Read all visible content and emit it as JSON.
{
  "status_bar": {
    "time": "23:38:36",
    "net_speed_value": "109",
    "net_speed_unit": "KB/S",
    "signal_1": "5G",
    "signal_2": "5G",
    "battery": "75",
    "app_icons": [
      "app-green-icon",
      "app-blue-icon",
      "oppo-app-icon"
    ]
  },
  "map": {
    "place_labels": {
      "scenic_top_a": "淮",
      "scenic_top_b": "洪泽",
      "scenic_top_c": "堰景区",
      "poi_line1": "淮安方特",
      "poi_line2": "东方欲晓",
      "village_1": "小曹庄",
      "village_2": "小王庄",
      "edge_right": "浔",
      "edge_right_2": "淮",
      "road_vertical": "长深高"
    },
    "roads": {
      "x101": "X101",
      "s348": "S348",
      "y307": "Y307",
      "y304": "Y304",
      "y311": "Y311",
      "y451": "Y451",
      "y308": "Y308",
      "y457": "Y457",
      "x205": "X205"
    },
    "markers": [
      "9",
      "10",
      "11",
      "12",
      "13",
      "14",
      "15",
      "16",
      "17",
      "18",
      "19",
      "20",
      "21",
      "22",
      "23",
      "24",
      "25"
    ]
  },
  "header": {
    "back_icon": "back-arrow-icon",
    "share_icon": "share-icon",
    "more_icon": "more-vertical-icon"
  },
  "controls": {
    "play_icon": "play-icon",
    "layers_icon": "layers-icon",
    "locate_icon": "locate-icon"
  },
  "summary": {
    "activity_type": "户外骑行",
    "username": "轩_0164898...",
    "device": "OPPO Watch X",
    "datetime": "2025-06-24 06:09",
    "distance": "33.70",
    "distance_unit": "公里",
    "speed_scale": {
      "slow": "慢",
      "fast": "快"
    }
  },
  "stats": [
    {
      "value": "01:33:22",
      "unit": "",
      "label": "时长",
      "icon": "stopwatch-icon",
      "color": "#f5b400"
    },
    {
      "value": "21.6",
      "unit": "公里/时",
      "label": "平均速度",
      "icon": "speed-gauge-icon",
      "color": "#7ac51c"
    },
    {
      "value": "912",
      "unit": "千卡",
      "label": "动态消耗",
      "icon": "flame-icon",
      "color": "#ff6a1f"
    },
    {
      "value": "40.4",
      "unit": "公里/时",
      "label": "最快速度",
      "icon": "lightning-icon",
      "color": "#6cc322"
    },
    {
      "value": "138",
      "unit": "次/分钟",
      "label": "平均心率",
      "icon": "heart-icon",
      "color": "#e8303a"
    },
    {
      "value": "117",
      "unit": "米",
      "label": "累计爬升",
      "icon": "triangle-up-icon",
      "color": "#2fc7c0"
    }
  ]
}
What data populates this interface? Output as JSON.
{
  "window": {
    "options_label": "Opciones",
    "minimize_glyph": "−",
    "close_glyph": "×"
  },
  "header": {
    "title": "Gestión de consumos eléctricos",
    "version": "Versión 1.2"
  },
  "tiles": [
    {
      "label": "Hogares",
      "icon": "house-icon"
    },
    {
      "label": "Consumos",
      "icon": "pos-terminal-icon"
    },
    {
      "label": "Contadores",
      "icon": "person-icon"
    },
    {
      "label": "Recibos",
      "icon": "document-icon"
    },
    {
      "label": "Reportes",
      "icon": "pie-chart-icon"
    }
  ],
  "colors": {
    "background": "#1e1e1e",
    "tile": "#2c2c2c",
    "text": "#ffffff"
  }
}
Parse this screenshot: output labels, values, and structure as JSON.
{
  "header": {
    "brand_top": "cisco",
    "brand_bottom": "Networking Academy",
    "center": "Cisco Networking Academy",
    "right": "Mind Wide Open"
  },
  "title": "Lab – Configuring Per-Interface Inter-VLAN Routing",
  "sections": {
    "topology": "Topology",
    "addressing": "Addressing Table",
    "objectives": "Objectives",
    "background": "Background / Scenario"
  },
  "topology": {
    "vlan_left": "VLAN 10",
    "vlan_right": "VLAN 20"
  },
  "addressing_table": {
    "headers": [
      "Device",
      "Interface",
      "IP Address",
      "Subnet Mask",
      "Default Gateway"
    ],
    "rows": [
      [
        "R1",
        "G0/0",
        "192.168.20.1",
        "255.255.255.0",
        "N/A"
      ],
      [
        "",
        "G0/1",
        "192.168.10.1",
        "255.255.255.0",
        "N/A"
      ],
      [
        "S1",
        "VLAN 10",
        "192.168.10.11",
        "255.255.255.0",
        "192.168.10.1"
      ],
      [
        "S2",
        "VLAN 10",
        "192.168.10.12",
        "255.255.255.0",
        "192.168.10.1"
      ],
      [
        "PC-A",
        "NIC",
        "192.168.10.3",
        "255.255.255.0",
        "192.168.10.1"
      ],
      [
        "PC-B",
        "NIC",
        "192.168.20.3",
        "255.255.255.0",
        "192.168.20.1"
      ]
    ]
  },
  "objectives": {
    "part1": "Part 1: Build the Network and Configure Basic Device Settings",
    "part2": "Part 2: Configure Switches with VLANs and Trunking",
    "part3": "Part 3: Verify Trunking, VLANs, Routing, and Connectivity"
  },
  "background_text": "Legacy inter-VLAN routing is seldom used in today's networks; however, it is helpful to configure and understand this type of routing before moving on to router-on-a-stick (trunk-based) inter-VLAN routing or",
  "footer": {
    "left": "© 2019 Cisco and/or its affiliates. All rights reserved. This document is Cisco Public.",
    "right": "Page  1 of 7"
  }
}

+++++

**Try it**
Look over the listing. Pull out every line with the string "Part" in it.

**Answer space**
    "part1": "Part 1: Build the Network and Configure Basic Device Settings",
    "part2": "Part 2: Configure Switches with VLANs and Trunking",
    "part3": "Part 3: Verify Trunking, VLANs, Routing, and Connectivity"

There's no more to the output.